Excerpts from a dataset
----
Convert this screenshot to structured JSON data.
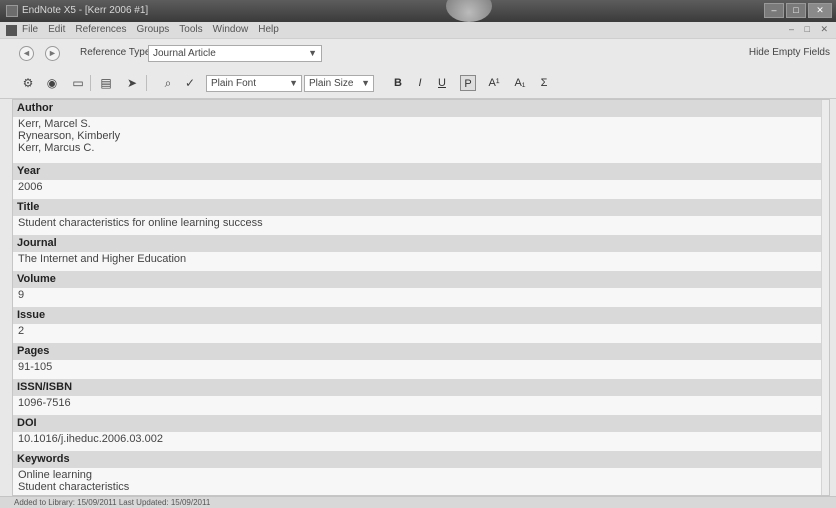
{
  "window": {
    "title": "EndNote X5 - [Kerr 2006 #1]",
    "controls": [
      "–",
      "□",
      "✕"
    ]
  },
  "menubar": {
    "items": [
      "File",
      "Edit",
      "References",
      "Groups",
      "Tools",
      "Window",
      "Help"
    ],
    "mdi_controls": "– □ ✕"
  },
  "toolbar1": {
    "back_label": "◄",
    "forward_label": "►",
    "reference_type_label": "Reference Type:",
    "reference_type_value": "Journal Article",
    "hide_empty_fields": "Hide Empty Fields"
  },
  "toolbar2": {
    "font_value": "Plain Font",
    "size_value": "Plain Size",
    "bold": "B",
    "italic": "I",
    "underline": "U",
    "plain": "P",
    "superscript": "A¹",
    "subscript": "A₁",
    "symbol": "Σ"
  },
  "fields": [
    {
      "label": "Author",
      "lines": [
        "Kerr, Marcel S.",
        "Rynearson, Kimberly",
        "Kerr, Marcus C."
      ]
    },
    {
      "label": "Year",
      "lines": [
        "2006"
      ]
    },
    {
      "label": "Title",
      "lines": [
        "Student characteristics for online learning success"
      ]
    },
    {
      "label": "Journal",
      "lines": [
        "The Internet and Higher Education"
      ]
    },
    {
      "label": "Volume",
      "lines": [
        "9"
      ]
    },
    {
      "label": "Issue",
      "lines": [
        "2"
      ]
    },
    {
      "label": "Pages",
      "lines": [
        "91-105"
      ]
    },
    {
      "label": "ISSN/ISBN",
      "lines": [
        "1096-7516"
      ]
    },
    {
      "label": "DOI",
      "lines": [
        "10.1016/j.iheduc.2006.03.002"
      ]
    },
    {
      "label": "Keywords",
      "lines": [
        "Online learning",
        "Student characteristics"
      ]
    }
  ],
  "statusbar": {
    "text": "Added to Library: 15/09/2011   Last Updated: 15/09/2011"
  }
}
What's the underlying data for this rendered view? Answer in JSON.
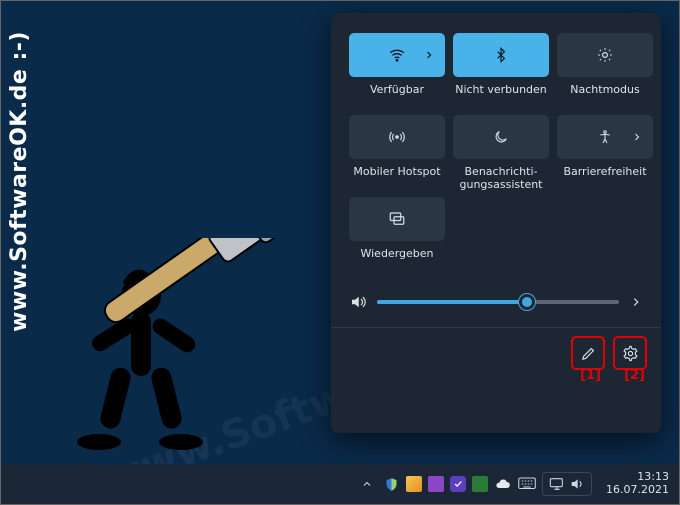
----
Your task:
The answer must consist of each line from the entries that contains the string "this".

Result:
Convert this screenshot to structured JSON data.
What's the underlying data for this rendered view? Answer in JSON.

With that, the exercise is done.